Skip to main content
Who we are
Meet our Trustees and CEO
Meet the team
International Membership Map
Education and Events
State of the Art 2020
ICS webinar library
Patients & relatives
ICS Community Library
Standards & Guidelines
Public, Patients and Relatives
Grants and Awards
Skip breadcrumb navigation
The Intensive Care Society and Paediatric Intensive Care Society’s position on the
UK’s future skills-based immigration system white paper
The heart of any critical care or emergency unit, including intensive care units (ICU) and paediatric intensive care (PICU), lies not in its technology but in its people and their skills. Critically-ill patients need the input of a large array of skilled professions, including not only nurses and doctors, but a wide range of Allied Health Professionals (AHP) such as specialist physiotherapists, dietitians, pharmacists and speech & language therapists, as well as support staff such as porters and domestics.
In intensive care, staff-to-patient ratios are necessarily high, with up to two dedicated nurses per patient, supported by the wider team. Consequently, a shortage of key professionals can have a huge impact on the safe delivery of care to the most severely ill children and adults. The NHS currently carries a high number of vacancies for specialist staff, with for example 10,000 vacant AHP posts. Under the proposed new immigration system detailed in the White Paper, the numbers cap on Tier 2 visas is lifted. We welcome this, as it currently adds delays and cost to essential NHS recruitment of middle-grade doctors and others.
However, the proposed £30,000 income threshold for all staff is of deep concern, as it does not reflect the true value of the skills held by these individuals to the NHS and many essential members of the diverse and multi-professional critical care team will fall below this salary level, especially at the crucial early and mid-career level which forms the core of specialist recruitment.

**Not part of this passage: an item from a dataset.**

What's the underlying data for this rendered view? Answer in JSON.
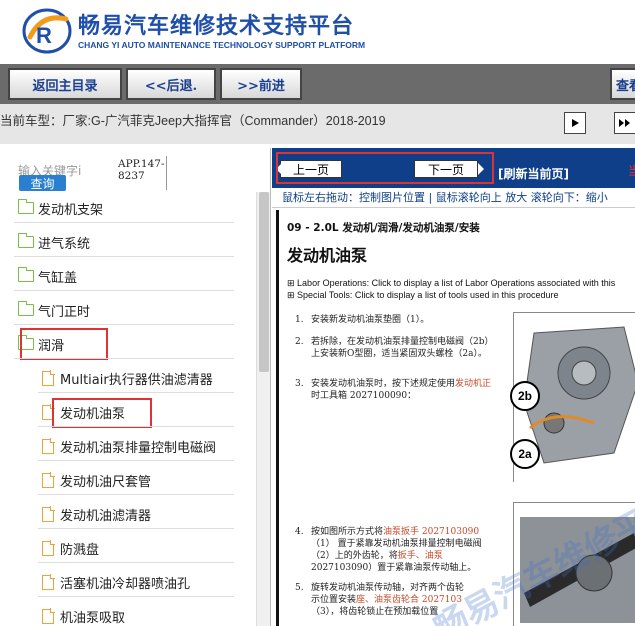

To put this into perspective, a Band 5 nurse or an AHP such as a physiotherapist, is paid £26,682 with London weighting. Nursing is currently exempt under a temporary entry in the Migration Advisory Council’s Shortage Occupation List, but this is subject to review. Unlike nurses, Allied Health Professionals relevant to critical care are not currently listed for exemption to this threshold. From 29 March 2019, many EU staff who are currently not affected, will fall under the requirements listed in the White Paper.
In addition to direct impact on recruitment, the imposition of numerical income thresholds sends a damaging message of being unwelcome in the UK and is discouraging to essential skilled staff in these categories, who are widely sought-after and have a wide range of countries to work in. The NHS cannot afford to deter skilled young professionals in key critical care roles.
“Our ability to give life-saving care to the most critically ill adults and children, relies on being able to provide the right staff and skills at the bedside. ICUs, PICUs and other emergency and critical care areas in the NHS are already under severe staffing pressure, and we strongly advise against persisting with a £30,000 income threshold while we leave the EU and the NHS loses access to EU staff who are currently exempt. We welcome the fact that a consultation is due, and urge a carefully considered, skills-based rather than financial approach” said Ganesh Suntharalingam (President, Intensive Care Society) and Peter-Marc Fortune (President, Paediatric Intensive Care Society).
We intend to engage with the consultation process following the release of the White Paper. The Intensive Care Society will be holding the first Council meeting on 29 January 2019 where we will liaise with strategic collaborating partners including the Paediatric Intensive Care Society, to review evidence from our members and consider our next steps in response to this White Paper.